══ EXERCISE DATA ══

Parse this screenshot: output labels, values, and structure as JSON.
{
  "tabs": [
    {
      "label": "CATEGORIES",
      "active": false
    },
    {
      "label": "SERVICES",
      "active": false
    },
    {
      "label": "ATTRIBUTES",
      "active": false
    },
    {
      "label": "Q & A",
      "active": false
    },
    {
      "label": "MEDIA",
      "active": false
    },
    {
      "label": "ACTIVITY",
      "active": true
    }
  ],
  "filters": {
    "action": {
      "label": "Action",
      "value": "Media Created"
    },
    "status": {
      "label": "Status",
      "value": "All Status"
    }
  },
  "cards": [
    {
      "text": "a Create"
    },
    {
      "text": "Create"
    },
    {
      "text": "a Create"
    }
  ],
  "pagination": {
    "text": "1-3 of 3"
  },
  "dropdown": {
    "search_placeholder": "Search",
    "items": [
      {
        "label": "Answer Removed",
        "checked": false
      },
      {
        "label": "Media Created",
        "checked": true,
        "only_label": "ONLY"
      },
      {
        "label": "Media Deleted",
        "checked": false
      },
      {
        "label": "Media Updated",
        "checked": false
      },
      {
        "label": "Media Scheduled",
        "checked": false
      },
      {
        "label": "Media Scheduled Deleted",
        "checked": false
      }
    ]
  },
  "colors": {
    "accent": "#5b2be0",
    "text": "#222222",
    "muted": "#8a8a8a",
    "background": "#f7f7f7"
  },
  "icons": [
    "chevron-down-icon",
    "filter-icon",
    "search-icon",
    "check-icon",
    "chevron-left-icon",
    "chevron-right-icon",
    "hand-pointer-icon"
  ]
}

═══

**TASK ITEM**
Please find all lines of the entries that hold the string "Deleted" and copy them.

**TASK RESPONSE**
        "label": "Media Deleted",
        "label": "Media Scheduled Deleted",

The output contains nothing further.